■ Your task ■
Please return every line from the entries that has the string "title" in it.

■ Entries shown ■

○ ○ ○

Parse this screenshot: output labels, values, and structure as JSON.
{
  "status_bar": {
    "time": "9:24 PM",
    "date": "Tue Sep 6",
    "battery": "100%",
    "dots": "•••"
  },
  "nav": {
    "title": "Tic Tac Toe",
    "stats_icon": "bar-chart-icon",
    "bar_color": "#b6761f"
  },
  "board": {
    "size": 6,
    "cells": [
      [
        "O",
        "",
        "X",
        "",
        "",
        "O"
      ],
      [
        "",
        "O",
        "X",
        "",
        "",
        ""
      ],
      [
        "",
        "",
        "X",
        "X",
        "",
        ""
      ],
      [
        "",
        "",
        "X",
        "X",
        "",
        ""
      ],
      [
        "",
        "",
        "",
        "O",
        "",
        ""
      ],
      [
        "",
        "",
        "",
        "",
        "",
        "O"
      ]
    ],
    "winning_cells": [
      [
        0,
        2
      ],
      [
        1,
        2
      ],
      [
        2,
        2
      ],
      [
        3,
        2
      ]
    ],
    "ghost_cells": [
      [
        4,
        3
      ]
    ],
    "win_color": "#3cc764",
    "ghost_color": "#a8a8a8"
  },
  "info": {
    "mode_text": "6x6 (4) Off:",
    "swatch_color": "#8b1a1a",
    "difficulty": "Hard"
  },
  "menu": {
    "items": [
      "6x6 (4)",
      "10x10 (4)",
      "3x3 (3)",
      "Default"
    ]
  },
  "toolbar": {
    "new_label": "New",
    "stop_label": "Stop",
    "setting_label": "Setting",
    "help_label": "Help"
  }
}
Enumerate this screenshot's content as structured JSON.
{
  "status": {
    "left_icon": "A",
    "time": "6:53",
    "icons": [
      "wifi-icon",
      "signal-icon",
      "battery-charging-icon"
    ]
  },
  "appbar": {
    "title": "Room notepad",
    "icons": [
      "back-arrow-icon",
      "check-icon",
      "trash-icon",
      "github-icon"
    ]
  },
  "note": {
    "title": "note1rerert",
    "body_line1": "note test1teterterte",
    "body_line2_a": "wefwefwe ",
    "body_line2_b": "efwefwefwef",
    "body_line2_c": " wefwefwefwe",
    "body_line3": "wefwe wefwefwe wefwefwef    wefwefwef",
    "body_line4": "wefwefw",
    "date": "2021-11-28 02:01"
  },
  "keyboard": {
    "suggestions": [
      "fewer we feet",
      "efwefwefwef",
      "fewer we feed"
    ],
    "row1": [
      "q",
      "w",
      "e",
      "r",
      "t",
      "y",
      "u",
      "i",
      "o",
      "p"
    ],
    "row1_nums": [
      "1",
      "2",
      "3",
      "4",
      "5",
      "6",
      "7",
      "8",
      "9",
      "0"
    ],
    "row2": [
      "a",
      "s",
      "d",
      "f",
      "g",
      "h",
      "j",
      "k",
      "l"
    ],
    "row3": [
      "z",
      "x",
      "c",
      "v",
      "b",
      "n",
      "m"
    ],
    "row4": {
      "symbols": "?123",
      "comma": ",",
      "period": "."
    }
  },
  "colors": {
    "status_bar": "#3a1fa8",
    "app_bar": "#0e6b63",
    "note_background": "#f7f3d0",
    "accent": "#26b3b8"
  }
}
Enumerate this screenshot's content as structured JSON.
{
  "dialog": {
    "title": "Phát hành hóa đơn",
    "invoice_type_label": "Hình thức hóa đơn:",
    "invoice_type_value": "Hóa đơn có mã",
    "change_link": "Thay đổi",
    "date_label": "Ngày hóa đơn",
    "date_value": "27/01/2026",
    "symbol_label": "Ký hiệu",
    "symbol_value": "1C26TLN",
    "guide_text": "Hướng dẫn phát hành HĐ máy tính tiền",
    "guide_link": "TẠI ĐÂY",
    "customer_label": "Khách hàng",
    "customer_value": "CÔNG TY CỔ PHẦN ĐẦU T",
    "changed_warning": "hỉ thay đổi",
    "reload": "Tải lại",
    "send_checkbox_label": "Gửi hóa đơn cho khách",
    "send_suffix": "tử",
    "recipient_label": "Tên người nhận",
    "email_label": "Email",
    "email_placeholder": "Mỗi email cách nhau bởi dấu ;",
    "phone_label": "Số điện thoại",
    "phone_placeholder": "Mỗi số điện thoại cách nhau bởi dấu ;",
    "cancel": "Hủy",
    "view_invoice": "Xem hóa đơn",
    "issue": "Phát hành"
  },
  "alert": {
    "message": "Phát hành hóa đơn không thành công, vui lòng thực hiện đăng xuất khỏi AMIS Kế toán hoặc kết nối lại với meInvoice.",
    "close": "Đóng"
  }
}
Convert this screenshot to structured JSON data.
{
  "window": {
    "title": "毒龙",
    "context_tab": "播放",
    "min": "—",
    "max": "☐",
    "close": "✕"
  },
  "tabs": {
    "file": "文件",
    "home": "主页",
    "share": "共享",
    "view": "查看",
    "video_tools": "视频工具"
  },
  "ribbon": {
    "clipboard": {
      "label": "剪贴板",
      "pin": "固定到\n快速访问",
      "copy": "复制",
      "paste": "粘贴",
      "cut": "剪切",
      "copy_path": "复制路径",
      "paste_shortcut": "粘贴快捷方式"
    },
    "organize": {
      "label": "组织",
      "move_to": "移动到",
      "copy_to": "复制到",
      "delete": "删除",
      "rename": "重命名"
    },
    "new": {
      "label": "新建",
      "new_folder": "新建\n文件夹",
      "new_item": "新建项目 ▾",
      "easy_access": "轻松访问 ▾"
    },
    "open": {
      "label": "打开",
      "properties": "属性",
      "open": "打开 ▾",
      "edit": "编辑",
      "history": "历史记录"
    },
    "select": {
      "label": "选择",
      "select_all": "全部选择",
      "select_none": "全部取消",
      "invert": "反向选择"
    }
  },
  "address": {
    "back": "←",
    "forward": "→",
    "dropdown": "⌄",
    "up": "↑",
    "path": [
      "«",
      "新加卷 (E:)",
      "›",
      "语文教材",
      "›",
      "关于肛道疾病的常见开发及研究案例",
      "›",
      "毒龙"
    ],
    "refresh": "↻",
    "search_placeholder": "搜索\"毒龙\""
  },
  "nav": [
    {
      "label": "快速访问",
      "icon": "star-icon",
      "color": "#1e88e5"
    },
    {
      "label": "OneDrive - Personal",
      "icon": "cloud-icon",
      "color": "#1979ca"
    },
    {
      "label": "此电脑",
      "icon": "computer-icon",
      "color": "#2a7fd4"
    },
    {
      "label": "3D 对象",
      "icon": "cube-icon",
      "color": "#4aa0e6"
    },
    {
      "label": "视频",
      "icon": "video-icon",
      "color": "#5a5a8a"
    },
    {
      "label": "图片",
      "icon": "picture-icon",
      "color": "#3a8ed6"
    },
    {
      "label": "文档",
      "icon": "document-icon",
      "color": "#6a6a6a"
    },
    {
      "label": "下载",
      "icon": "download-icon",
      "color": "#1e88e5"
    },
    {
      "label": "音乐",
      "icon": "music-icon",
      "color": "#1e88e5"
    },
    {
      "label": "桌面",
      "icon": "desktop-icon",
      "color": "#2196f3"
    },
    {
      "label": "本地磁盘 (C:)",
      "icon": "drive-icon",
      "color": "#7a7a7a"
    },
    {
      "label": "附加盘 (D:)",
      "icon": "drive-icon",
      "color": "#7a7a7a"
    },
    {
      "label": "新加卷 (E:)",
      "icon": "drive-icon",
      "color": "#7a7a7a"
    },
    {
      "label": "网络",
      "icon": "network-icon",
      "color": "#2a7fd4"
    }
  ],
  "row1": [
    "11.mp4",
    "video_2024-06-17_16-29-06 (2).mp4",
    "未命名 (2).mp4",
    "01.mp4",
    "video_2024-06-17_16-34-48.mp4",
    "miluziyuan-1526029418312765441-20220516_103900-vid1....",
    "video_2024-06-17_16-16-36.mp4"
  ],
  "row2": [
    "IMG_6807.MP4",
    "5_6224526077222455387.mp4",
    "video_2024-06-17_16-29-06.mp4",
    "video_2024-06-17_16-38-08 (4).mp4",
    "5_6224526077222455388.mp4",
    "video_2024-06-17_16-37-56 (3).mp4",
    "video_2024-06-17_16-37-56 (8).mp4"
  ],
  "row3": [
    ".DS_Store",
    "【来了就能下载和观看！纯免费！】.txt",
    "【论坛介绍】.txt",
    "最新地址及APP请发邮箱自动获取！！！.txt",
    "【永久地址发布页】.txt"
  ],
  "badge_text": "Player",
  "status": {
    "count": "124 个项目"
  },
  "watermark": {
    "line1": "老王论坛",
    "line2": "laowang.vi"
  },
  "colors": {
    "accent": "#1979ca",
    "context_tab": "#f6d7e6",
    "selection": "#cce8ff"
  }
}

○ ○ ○

■ Task response ■
    "title": "Tic Tac Toe",
    "title": "Room notepad",
    "title": "note1rerert",
    "title": "Phát hành hóa đơn",
    "title": "毒龙",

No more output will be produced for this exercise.